> Activity
Find the lines of data that contain the string "commons", then list them.

Page and application data records:
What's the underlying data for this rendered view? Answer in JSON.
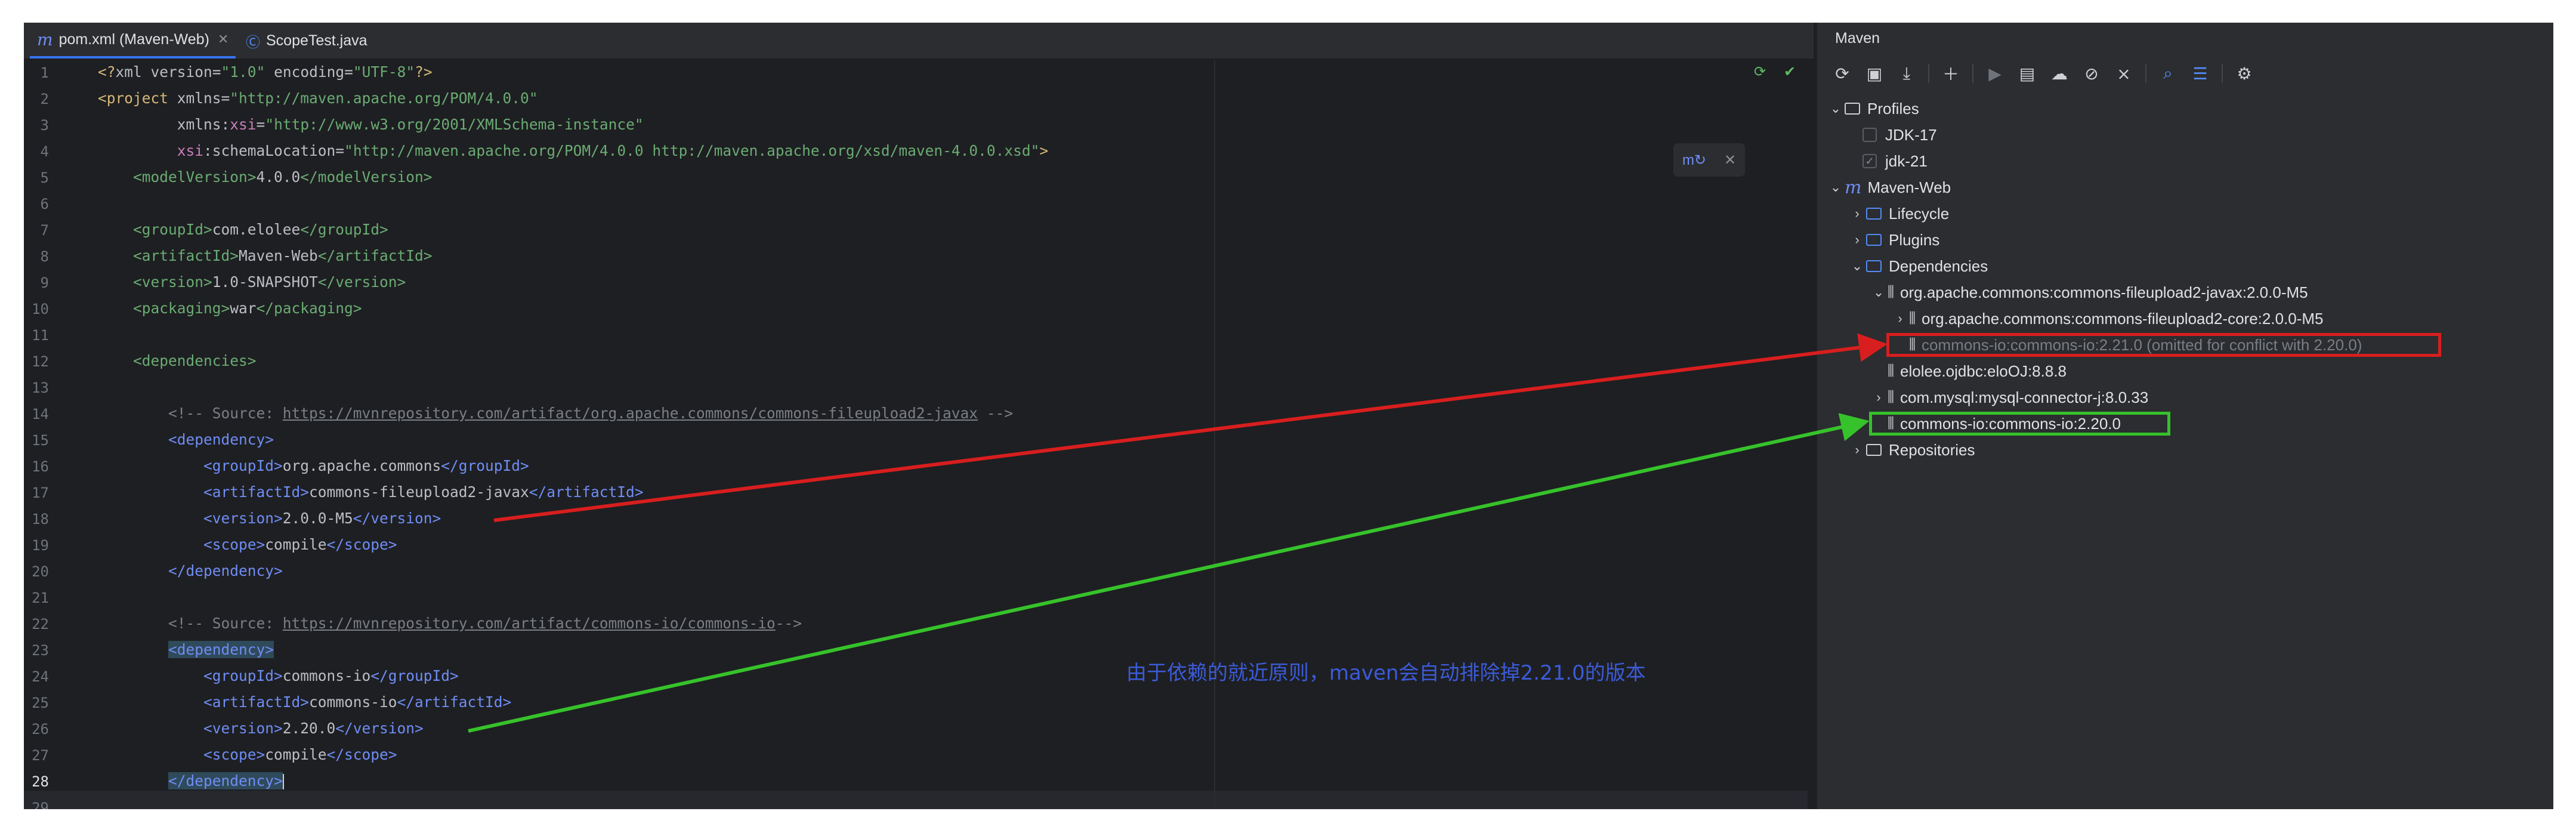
{
  "tabs": [
    {
      "label": "pom.xml (Maven-Web)",
      "active": true
    },
    {
      "label": "ScopeTest.java",
      "active": false
    }
  ],
  "editor": {
    "lines": [
      "1",
      "2",
      "3",
      "4",
      "5",
      "6",
      "7",
      "8",
      "9",
      "10",
      "11",
      "12",
      "13",
      "14",
      "15",
      "16",
      "17",
      "18",
      "19",
      "20",
      "21",
      "22",
      "23",
      "24",
      "25",
      "26",
      "27",
      "28",
      "29"
    ],
    "current_line": "28",
    "xml_decl": {
      "version": "1.0",
      "encoding": "UTF-8"
    },
    "project_ns": "http://maven.apache.org/POM/4.0.0",
    "xsi_ns": "http://www.w3.org/2001/XMLSchema-instance",
    "schema_location": "http://maven.apache.org/POM/4.0.0 http://maven.apache.org/xsd/maven-4.0.0.xsd",
    "model_version": "4.0.0",
    "group_id": "com.elolee",
    "artifact_id": "Maven-Web",
    "version": "1.0-SNAPSHOT",
    "packaging": "war",
    "comment1_prefix": "<!-- Source: ",
    "comment1_url": "https://mvnrepository.com/artifact/org.apache.commons/commons-fileupload2-javax",
    "comment1_suffix": " -->",
    "dep1": {
      "groupId": "org.apache.commons",
      "artifactId": "commons-fileupload2-javax",
      "version": "2.0.0-M5",
      "scope": "compile"
    },
    "comment2_prefix": "<!-- Source: ",
    "comment2_url": "https://mvnrepository.com/artifact/commons-io/commons-io",
    "comment2_suffix": "-->",
    "dep2": {
      "groupId": "commons-io",
      "artifactId": "commons-io",
      "version": "2.20.0",
      "scope": "compile"
    }
  },
  "maven": {
    "title": "Maven",
    "tree": {
      "profiles": "Profiles",
      "profile_items": [
        "JDK-17",
        "jdk-21"
      ],
      "project": "Maven-Web",
      "lifecycle": "Lifecycle",
      "plugins": "Plugins",
      "dependencies": "Dependencies",
      "dep_fileupload": "org.apache.commons:commons-fileupload2-javax:2.0.0-M5",
      "dep_fileupload_core": "org.apache.commons:commons-fileupload2-core:2.0.0-M5",
      "dep_commons_io_omitted": "commons-io:commons-io:2.21.0 (omitted for conflict with 2.20.0)",
      "dep_elolee": "elolee.ojdbc:eloOJ:8.8.8",
      "dep_mysql": "com.mysql:mysql-connector-j:8.0.33",
      "dep_commons_io": "commons-io:commons-io:2.20.0",
      "repositories": "Repositories"
    }
  },
  "annotation": {
    "text": "由于依赖的就近原则，maven会自动排除掉2.21.0的版本",
    "red_color": "#d81e1e",
    "green_color": "#36c22b",
    "text_color": "#3b5bd9"
  },
  "icons": {
    "maven_file": "maven-icon",
    "java_class": "java-class-icon",
    "reload": "reload-icon",
    "folder": "folder-icon",
    "library": "library-icon"
  }
}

> Task output
    "comment1_url": "https://mvnrepository.com/artifact/org.apache.commons/commons-fileupload2-javax",
      "groupId": "org.apache.commons",
      "artifactId": "commons-fileupload2-javax",
    "comment2_url": "https://mvnrepository.com/artifact/commons-io/commons-io",
      "groupId": "commons-io",
      "artifactId": "commons-io",
      "dep_fileupload": "org.apache.commons:commons-fileupload2-javax:2.0.0-M5",
      "dep_fileupload_core": "org.apache.commons:commons-fileupload2-core:2.0.0-M5",
      "dep_commons_io_omitted": "commons-io:commons-io:2.21.0 (omitted for conflict with 2.20.0)",
      "dep_commons_io": "commons-io:commons-io:2.20.0",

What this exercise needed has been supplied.